• Activity
Since the pictures are not wanted, reproduce only the rest of the records, exactly as given.

[Items from a data source]
[Start of Attachment]

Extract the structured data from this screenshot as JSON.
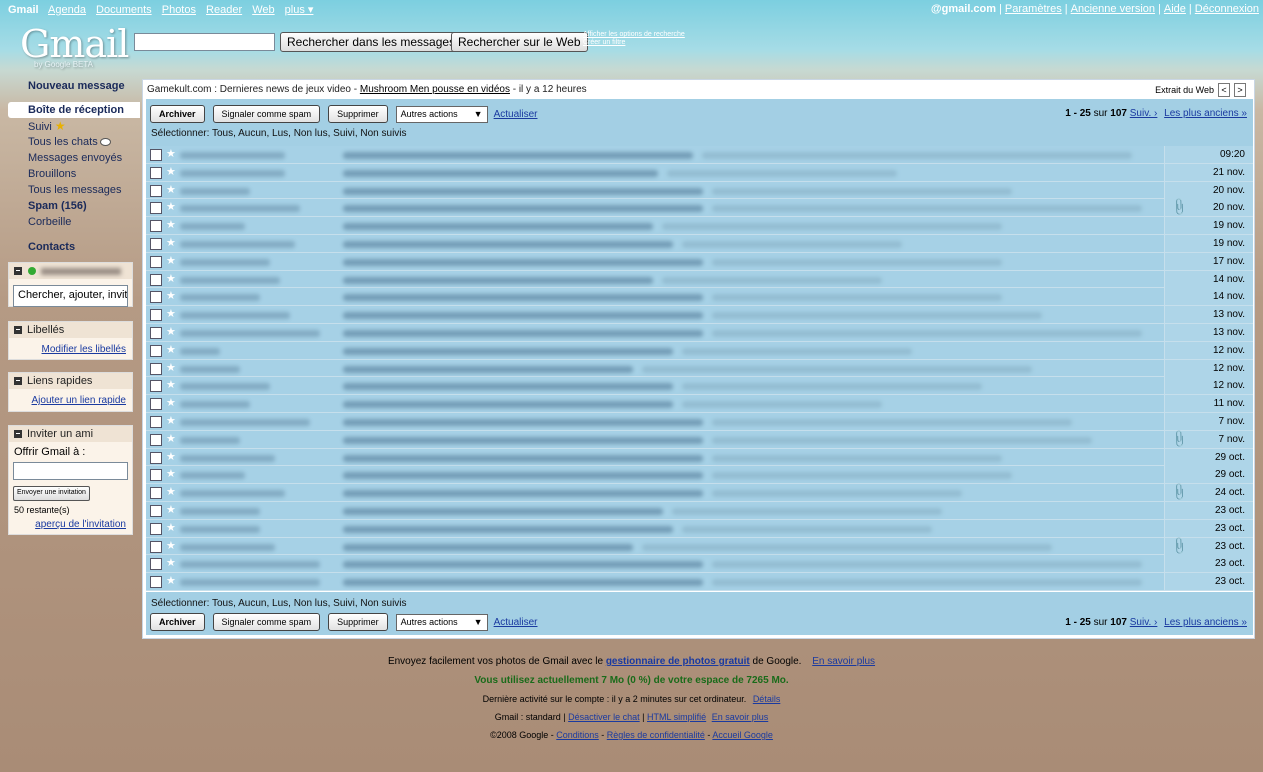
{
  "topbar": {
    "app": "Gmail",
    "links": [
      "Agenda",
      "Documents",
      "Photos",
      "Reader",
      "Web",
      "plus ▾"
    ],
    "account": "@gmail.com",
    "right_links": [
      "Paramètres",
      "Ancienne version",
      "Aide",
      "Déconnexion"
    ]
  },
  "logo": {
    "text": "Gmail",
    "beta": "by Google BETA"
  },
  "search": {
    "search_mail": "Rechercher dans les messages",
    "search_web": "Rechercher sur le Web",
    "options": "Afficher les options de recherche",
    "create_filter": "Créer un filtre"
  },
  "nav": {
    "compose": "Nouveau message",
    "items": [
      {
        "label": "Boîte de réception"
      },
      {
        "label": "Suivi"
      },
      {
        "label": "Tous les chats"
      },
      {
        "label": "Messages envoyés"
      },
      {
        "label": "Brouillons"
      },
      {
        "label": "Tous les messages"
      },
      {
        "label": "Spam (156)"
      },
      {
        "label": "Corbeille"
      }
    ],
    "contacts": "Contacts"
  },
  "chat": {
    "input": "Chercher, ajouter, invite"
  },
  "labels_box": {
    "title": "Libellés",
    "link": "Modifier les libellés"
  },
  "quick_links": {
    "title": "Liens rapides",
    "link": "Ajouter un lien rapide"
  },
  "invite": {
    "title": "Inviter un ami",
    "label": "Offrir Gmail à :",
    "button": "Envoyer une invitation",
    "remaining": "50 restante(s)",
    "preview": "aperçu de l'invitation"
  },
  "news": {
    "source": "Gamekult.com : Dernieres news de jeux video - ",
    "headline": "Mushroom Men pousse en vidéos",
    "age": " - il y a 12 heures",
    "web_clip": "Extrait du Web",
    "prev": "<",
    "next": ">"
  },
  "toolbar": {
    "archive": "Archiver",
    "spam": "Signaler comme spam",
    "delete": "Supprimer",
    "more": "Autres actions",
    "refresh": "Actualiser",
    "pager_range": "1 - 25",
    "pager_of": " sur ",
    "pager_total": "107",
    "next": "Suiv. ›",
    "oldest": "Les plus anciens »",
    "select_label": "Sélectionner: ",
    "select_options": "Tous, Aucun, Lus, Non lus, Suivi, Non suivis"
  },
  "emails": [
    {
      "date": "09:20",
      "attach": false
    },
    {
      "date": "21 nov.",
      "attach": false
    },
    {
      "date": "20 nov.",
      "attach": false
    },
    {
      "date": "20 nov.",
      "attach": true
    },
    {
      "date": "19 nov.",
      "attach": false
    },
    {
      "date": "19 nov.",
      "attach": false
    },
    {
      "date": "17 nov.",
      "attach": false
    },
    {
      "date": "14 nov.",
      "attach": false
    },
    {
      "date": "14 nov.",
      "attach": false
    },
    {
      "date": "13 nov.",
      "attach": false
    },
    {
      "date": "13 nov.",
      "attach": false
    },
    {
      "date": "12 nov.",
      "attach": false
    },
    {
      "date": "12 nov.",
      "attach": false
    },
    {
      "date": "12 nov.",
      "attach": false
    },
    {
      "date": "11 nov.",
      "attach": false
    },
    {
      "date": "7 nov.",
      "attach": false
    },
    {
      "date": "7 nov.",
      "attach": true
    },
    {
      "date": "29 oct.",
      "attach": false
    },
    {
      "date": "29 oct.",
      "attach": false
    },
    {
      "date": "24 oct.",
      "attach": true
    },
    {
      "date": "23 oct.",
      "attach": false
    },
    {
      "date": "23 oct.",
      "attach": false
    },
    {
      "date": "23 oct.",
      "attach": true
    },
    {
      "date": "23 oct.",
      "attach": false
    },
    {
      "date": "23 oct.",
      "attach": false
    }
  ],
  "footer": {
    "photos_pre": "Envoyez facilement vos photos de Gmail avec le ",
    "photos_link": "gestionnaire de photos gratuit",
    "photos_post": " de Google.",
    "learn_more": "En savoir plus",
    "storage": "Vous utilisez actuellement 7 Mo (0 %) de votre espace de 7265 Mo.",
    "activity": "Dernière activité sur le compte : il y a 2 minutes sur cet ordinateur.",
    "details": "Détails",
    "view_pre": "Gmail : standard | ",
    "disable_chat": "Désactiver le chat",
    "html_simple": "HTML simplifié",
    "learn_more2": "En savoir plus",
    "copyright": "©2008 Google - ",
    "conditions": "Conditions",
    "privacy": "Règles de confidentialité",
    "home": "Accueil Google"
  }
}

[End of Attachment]

• Exercise response
Extract the structured data from this screenshot as JSON.
{
  "topbar": {
    "app": "Gmail",
    "links": [
      "Agenda",
      "Documents",
      "Photos",
      "Reader",
      "Web",
      "plus ▾"
    ],
    "account": "@gmail.com",
    "right_links": [
      "Paramètres",
      "Ancienne version",
      "Aide",
      "Déconnexion"
    ]
  },
  "logo": {
    "text": "Gmail",
    "beta": "by Google BETA"
  },
  "search": {
    "search_mail": "Rechercher dans les messages",
    "search_web": "Rechercher sur le Web",
    "options": "Afficher les options de recherche",
    "create_filter": "Créer un filtre"
  },
  "nav": {
    "compose": "Nouveau message",
    "items": [
      {
        "label": "Boîte de réception"
      },
      {
        "label": "Suivi"
      },
      {
        "label": "Tous les chats"
      },
      {
        "label": "Messages envoyés"
      },
      {
        "label": "Brouillons"
      },
      {
        "label": "Tous les messages"
      },
      {
        "label": "Spam (156)"
      },
      {
        "label": "Corbeille"
      }
    ],
    "contacts": "Contacts"
  },
  "chat": {
    "input": "Chercher, ajouter, invite"
  },
  "labels_box": {
    "title": "Libellés",
    "link": "Modifier les libellés"
  },
  "quick_links": {
    "title": "Liens rapides",
    "link": "Ajouter un lien rapide"
  },
  "invite": {
    "title": "Inviter un ami",
    "label": "Offrir Gmail à :",
    "button": "Envoyer une invitation",
    "remaining": "50 restante(s)",
    "preview": "aperçu de l'invitation"
  },
  "news": {
    "source": "Gamekult.com : Dernieres news de jeux video - ",
    "headline": "Mushroom Men pousse en vidéos",
    "age": " - il y a 12 heures",
    "web_clip": "Extrait du Web",
    "prev": "<",
    "next": ">"
  },
  "toolbar": {
    "archive": "Archiver",
    "spam": "Signaler comme spam",
    "delete": "Supprimer",
    "more": "Autres actions",
    "refresh": "Actualiser",
    "pager_range": "1 - 25",
    "pager_of": " sur ",
    "pager_total": "107",
    "next": "Suiv. ›",
    "oldest": "Les plus anciens »",
    "select_label": "Sélectionner: ",
    "select_options": "Tous, Aucun, Lus, Non lus, Suivi, Non suivis"
  },
  "emails": [
    {
      "date": "09:20",
      "attach": false
    },
    {
      "date": "21 nov.",
      "attach": false
    },
    {
      "date": "20 nov.",
      "attach": false
    },
    {
      "date": "20 nov.",
      "attach": true
    },
    {
      "date": "19 nov.",
      "attach": false
    },
    {
      "date": "19 nov.",
      "attach": false
    },
    {
      "date": "17 nov.",
      "attach": false
    },
    {
      "date": "14 nov.",
      "attach": false
    },
    {
      "date": "14 nov.",
      "attach": false
    },
    {
      "date": "13 nov.",
      "attach": false
    },
    {
      "date": "13 nov.",
      "attach": false
    },
    {
      "date": "12 nov.",
      "attach": false
    },
    {
      "date": "12 nov.",
      "attach": false
    },
    {
      "date": "12 nov.",
      "attach": false
    },
    {
      "date": "11 nov.",
      "attach": false
    },
    {
      "date": "7 nov.",
      "attach": false
    },
    {
      "date": "7 nov.",
      "attach": true
    },
    {
      "date": "29 oct.",
      "attach": false
    },
    {
      "date": "29 oct.",
      "attach": false
    },
    {
      "date": "24 oct.",
      "attach": true
    },
    {
      "date": "23 oct.",
      "attach": false
    },
    {
      "date": "23 oct.",
      "attach": false
    },
    {
      "date": "23 oct.",
      "attach": true
    },
    {
      "date": "23 oct.",
      "attach": false
    },
    {
      "date": "23 oct.",
      "attach": false
    }
  ],
  "footer": {
    "photos_pre": "Envoyez facilement vos photos de Gmail avec le ",
    "photos_link": "gestionnaire de photos gratuit",
    "photos_post": " de Google.",
    "learn_more": "En savoir plus",
    "storage": "Vous utilisez actuellement 7 Mo (0 %) de votre espace de 7265 Mo.",
    "activity": "Dernière activité sur le compte : il y a 2 minutes sur cet ordinateur.",
    "details": "Détails",
    "view_pre": "Gmail : standard | ",
    "disable_chat": "Désactiver le chat",
    "html_simple": "HTML simplifié",
    "learn_more2": "En savoir plus",
    "copyright": "©2008 Google - ",
    "conditions": "Conditions",
    "privacy": "Règles de confidentialité",
    "home": "Accueil Google"
  }
}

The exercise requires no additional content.